While putting your hands together and clapping them may seem like a no-brainer, the complex coordination that it takes to clap can help your little one to improve his motor and cognitive development. Turn learning and skill building into fun-filled play with a few clapping games that can help your child to develop his motor abilities as he tackles new educational tasks.
Keep the Beat
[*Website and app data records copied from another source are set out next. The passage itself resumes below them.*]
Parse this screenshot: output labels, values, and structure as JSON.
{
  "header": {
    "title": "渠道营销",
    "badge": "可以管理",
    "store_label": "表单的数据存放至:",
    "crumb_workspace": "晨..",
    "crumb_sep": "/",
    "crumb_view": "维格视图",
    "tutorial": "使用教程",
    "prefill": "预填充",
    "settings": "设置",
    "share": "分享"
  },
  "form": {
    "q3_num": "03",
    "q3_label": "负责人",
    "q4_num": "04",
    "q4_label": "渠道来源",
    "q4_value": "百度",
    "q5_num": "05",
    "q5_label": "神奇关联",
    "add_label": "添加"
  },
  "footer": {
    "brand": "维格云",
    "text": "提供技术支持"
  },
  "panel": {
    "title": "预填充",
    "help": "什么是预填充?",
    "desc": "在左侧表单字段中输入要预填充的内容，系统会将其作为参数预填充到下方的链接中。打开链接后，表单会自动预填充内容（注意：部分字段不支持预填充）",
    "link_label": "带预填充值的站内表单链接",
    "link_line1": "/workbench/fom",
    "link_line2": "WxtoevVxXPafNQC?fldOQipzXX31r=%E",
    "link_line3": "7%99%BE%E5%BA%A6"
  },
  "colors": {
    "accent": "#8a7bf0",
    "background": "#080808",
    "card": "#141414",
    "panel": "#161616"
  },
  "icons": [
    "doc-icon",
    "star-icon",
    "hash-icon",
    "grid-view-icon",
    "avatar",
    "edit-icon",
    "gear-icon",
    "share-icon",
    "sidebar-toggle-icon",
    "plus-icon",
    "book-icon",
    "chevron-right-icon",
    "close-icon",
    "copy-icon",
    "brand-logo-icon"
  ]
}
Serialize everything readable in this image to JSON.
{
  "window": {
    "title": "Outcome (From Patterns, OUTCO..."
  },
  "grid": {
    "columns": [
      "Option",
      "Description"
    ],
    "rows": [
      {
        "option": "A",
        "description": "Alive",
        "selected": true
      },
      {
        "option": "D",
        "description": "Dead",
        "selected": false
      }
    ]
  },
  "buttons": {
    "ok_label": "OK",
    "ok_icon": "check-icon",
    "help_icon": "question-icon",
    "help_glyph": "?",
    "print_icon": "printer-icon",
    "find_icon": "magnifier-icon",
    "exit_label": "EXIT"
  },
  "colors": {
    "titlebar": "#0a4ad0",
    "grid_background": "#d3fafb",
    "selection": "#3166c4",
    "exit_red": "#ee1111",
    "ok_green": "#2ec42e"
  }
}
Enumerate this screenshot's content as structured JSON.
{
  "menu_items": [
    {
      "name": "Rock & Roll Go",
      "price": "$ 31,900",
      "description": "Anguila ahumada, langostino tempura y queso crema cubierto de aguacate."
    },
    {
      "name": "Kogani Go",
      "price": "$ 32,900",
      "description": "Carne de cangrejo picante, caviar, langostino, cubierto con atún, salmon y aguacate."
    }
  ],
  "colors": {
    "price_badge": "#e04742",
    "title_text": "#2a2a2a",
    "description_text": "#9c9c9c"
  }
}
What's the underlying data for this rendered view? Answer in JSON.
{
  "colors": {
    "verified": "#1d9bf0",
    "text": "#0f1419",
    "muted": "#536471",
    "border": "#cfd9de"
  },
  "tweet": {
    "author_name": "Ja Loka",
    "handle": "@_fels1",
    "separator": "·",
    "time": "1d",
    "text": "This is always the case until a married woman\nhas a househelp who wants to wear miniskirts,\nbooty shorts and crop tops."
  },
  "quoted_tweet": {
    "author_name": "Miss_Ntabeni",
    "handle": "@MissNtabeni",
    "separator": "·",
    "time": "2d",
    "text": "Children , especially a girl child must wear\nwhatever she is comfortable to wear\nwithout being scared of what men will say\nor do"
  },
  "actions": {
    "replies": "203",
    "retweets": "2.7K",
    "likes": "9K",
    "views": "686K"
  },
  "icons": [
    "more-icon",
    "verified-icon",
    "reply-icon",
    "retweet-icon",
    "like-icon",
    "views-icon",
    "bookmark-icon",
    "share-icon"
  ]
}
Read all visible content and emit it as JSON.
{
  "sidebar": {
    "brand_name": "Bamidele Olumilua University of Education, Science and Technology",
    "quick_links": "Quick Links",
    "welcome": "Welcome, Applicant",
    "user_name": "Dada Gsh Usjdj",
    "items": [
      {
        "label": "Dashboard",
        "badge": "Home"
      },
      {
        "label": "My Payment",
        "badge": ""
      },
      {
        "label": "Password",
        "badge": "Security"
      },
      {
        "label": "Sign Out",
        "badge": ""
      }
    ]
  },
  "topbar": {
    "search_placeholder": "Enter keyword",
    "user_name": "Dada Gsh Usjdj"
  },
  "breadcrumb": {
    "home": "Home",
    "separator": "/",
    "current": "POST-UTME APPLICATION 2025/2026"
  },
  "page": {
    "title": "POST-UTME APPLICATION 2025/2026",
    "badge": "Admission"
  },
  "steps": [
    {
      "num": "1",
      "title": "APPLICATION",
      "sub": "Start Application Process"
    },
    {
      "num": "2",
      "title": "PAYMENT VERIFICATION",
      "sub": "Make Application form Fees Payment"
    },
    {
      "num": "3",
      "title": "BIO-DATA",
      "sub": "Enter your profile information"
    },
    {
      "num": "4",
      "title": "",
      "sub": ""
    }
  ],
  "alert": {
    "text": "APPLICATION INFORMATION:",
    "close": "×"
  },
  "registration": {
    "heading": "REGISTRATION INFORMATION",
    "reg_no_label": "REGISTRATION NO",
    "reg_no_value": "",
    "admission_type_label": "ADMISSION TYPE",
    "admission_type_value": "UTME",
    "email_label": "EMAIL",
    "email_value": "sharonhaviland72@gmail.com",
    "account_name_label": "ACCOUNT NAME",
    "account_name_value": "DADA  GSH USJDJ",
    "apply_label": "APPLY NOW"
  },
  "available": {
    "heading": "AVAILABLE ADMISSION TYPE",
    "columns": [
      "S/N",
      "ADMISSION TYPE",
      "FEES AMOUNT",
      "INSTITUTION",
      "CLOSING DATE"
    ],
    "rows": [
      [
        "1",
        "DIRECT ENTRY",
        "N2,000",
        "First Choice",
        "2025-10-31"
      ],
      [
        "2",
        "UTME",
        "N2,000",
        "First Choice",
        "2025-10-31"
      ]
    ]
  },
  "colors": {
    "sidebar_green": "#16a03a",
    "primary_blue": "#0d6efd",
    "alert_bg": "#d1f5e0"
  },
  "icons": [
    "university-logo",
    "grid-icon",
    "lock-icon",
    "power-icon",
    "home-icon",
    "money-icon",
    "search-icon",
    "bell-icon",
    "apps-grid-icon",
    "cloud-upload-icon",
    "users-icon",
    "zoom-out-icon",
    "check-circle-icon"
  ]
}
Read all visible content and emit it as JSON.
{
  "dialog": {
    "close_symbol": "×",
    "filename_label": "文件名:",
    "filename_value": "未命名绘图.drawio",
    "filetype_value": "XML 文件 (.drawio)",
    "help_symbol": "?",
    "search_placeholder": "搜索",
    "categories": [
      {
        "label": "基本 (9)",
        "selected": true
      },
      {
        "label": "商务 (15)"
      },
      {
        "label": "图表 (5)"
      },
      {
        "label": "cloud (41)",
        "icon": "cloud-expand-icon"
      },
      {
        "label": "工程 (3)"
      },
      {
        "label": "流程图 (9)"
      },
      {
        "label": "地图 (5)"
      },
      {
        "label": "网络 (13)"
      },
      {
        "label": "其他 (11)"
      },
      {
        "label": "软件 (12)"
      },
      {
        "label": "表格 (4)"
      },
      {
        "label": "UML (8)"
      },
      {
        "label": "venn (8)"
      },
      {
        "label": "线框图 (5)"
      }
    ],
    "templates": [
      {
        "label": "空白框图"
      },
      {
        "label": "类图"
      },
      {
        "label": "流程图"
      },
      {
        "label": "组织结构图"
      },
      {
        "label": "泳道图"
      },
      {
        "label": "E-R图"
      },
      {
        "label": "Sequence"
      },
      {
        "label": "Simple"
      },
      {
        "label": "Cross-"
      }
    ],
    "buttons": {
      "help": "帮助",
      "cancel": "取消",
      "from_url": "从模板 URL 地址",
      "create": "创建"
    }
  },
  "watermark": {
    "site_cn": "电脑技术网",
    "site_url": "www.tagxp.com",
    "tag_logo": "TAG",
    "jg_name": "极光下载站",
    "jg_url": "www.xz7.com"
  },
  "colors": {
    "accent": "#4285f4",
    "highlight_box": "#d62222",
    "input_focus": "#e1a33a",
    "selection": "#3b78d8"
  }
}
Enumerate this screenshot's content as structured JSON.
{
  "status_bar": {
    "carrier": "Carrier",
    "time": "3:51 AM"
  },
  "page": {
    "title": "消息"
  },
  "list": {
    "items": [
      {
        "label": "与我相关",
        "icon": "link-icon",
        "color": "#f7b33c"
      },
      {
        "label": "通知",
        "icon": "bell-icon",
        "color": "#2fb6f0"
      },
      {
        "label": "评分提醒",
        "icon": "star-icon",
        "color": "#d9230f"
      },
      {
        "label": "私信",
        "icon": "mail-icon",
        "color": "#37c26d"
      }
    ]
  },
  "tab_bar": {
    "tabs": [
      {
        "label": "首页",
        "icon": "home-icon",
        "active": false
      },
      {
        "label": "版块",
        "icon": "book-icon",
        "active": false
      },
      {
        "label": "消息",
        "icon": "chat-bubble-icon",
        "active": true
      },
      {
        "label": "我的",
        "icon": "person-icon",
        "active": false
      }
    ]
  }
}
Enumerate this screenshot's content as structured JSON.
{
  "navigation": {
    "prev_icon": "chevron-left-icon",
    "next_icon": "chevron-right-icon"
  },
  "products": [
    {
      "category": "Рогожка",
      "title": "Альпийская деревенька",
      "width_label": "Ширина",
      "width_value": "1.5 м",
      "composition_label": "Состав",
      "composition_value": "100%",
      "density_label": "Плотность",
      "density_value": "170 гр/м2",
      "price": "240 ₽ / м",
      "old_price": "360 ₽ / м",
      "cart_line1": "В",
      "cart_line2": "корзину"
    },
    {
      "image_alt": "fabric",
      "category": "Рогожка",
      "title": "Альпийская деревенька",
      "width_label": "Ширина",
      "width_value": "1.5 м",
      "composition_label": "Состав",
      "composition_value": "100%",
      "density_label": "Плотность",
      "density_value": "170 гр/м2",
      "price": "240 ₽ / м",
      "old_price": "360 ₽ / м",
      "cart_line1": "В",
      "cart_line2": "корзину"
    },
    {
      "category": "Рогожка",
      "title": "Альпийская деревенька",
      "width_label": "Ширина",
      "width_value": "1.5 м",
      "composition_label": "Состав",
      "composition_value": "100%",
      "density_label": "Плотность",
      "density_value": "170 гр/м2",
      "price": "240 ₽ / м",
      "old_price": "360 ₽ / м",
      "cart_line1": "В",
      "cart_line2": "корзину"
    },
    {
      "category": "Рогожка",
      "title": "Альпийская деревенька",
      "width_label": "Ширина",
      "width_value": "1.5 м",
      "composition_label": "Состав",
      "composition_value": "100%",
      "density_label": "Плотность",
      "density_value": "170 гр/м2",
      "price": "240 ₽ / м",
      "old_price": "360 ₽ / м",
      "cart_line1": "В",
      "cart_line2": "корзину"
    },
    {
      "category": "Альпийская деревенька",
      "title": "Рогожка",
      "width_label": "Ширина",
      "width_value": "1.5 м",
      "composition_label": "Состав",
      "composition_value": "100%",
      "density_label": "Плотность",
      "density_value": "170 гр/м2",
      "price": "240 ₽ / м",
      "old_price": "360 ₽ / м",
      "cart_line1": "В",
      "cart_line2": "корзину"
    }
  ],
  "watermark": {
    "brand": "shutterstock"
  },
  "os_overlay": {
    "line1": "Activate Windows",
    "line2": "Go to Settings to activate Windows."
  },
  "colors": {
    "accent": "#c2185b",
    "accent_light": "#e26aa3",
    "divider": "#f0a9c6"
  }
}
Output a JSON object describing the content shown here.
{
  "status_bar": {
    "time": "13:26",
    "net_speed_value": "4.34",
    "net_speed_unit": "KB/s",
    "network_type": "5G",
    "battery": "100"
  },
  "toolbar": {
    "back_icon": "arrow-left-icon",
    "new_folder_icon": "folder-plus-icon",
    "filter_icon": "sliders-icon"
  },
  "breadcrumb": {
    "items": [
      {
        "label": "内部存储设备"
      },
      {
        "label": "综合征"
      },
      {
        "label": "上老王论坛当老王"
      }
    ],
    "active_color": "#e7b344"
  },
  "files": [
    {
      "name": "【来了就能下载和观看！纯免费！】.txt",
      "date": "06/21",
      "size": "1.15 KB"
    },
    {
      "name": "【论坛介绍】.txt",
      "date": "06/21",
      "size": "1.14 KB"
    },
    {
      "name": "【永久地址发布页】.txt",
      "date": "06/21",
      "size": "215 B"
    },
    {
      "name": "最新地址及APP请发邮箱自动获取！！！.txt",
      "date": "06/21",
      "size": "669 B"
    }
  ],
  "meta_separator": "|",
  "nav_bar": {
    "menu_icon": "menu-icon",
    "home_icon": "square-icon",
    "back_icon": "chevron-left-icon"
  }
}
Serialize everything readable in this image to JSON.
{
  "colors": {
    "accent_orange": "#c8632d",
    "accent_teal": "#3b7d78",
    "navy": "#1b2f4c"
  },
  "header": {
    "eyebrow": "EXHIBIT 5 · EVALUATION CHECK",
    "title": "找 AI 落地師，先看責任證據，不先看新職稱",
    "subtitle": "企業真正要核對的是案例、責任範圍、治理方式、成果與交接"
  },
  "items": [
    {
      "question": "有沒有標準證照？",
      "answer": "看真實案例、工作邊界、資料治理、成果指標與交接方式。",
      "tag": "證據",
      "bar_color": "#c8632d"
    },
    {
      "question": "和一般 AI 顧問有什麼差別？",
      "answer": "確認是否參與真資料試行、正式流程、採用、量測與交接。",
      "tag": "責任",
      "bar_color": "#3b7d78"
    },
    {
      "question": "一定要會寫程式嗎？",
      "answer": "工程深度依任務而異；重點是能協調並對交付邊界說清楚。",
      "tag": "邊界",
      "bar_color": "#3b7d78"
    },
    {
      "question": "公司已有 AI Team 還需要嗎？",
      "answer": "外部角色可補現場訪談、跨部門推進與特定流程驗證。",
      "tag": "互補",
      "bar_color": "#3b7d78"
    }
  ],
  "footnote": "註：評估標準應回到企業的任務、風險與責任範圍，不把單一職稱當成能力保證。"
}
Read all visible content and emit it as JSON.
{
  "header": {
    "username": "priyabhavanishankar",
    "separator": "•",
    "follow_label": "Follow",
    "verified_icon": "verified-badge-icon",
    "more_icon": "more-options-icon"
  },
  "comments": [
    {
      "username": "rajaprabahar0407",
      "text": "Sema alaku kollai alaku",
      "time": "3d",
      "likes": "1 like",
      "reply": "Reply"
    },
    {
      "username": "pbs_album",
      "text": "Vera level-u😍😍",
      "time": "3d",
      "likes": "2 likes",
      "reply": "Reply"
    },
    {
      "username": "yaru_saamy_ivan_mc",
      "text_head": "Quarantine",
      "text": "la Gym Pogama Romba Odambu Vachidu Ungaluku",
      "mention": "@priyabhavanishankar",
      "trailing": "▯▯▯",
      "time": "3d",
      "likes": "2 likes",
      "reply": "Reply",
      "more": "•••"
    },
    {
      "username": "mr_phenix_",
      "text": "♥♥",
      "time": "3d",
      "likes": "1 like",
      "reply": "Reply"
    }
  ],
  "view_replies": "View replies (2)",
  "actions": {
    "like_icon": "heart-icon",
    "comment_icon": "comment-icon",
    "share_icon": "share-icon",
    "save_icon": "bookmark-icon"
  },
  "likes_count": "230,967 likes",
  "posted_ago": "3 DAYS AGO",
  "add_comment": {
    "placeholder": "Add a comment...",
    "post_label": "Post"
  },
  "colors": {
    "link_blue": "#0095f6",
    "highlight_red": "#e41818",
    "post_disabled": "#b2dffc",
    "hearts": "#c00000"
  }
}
Set up a metronome -- or, if you don't have one, use a rhythmic drum-fueled piece of music -- and ask your child to clap to the beat in time. Use this game to teach your child about music, introducing words such as beat, tempo and rhythm as she claps along. You can also translate this game into math learning. Have your child count as she claps to the beat. By age 4, some children can count up to 10, according to PBS Parents. If you have a grade schooler, encourage her to count by 10. For example, with each beat your child would say, "10, 20, 30, 40, 50" and so on.
Pat-a-Cake and Beyond
The nursery rhyme "Pat-a-cake" along with it's accompanying finger and hand play is a clapping game that can help your young child to build fine motor skills. Using such a literacy-based exercise not only gets your child's hands moving, but also helps him to increase language and listening abilities. Speak the words clearly to him as he claps with you and repeats them back. Another similar game is "Miss Mary Mack." Dating back to Civil War times, this traditional clapping rhyme includes your child clapping her hands against yours and on her knees in rhythm to the words.
You can make up your own type of pattern play activity. Help your child to learn the basic math skill of pattern-making by having him come up with his own hand clap rhythm. For example, he can do two short claps, one clap, two short claps, one clap and so on. He can also create a pattern with the sound of the claps, alternating loud and soft noises.
Follow the Leader
If you're looking for a way to help your child follow the rules, build listening skills or increase her ability to pay attention, try a clapping follow-the-leader game. You set the pace, clapping for your child first. She has to watch and listen to what you are doing, remember the clap sequence and repeat it back. As your child gets better at following your lead, make the clapping more complex. For example, start with a series of five claps and gradually move up to song-like rhythms.